- [What needs to be done] Every line of the data that contains the string "false" must be copied.
*** Begin section ***
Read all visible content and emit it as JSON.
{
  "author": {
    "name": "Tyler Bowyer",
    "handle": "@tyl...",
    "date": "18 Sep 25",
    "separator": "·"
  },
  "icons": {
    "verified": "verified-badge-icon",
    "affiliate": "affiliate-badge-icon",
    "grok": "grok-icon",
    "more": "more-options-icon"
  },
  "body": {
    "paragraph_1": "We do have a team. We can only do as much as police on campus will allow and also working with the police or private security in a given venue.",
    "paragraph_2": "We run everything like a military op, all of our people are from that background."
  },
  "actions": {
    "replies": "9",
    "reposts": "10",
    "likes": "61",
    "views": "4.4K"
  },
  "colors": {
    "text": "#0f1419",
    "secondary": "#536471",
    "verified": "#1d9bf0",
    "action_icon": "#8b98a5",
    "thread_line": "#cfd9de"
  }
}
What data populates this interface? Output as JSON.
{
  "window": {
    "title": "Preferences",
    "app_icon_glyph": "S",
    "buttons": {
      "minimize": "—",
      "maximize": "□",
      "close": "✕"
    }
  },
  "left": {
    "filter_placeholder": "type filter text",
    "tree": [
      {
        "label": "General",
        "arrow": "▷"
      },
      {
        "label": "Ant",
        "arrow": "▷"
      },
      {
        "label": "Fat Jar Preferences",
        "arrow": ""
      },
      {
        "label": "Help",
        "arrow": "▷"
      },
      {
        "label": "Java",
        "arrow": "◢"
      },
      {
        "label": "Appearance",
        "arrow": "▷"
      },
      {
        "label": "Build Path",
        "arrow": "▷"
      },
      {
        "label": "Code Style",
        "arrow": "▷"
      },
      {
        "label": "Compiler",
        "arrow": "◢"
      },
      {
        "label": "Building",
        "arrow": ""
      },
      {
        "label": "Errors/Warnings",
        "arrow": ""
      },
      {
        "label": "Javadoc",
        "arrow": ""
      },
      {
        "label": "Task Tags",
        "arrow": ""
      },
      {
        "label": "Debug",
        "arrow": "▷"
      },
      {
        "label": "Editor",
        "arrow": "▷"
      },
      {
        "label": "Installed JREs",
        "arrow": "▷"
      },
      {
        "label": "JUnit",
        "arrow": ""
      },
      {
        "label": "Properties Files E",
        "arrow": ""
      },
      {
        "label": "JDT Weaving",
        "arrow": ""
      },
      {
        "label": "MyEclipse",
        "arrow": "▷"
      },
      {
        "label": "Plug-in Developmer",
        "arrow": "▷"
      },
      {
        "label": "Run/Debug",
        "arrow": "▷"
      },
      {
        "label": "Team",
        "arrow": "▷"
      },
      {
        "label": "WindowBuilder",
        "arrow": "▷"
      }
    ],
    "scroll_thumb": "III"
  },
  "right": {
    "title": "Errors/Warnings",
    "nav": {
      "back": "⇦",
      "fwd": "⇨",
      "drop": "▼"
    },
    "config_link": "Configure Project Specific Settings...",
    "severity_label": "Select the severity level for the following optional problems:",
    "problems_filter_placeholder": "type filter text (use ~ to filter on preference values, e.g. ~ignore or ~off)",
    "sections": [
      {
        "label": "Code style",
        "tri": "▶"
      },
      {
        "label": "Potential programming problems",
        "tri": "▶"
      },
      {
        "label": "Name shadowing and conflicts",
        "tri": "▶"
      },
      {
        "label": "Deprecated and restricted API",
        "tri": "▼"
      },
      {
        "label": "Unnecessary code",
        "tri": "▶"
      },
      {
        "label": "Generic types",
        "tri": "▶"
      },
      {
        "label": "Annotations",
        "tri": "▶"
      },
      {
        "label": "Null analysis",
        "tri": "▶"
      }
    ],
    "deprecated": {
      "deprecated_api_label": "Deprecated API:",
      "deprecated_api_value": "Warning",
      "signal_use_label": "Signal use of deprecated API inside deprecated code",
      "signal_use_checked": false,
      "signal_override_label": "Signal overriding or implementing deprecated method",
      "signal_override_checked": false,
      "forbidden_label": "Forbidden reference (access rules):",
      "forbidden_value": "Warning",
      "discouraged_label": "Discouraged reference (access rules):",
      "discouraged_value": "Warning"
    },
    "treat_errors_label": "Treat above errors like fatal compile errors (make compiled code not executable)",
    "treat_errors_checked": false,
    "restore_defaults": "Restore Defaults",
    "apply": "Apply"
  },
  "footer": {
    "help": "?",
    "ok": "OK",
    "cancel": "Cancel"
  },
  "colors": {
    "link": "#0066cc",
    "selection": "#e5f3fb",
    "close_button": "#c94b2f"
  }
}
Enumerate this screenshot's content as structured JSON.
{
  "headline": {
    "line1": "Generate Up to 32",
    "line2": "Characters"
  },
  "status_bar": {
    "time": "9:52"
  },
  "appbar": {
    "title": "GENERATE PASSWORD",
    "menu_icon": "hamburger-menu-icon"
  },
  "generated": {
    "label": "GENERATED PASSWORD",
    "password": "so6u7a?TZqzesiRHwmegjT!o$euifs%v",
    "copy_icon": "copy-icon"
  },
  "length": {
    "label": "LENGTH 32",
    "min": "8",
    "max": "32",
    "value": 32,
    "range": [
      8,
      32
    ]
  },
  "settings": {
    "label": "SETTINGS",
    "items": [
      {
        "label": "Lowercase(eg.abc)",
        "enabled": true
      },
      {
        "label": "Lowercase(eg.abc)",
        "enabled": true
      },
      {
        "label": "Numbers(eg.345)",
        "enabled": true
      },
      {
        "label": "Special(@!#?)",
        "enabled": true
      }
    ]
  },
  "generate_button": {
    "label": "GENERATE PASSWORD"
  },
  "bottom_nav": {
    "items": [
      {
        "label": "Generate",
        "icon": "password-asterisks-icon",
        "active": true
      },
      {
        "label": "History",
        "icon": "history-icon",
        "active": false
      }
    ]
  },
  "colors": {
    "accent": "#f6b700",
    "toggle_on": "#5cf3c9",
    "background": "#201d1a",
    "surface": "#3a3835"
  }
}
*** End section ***
- [Output for this task]
      "signal_use_checked": false,
      "signal_override_checked": false,
    "treat_errors_checked": false,
        "active": false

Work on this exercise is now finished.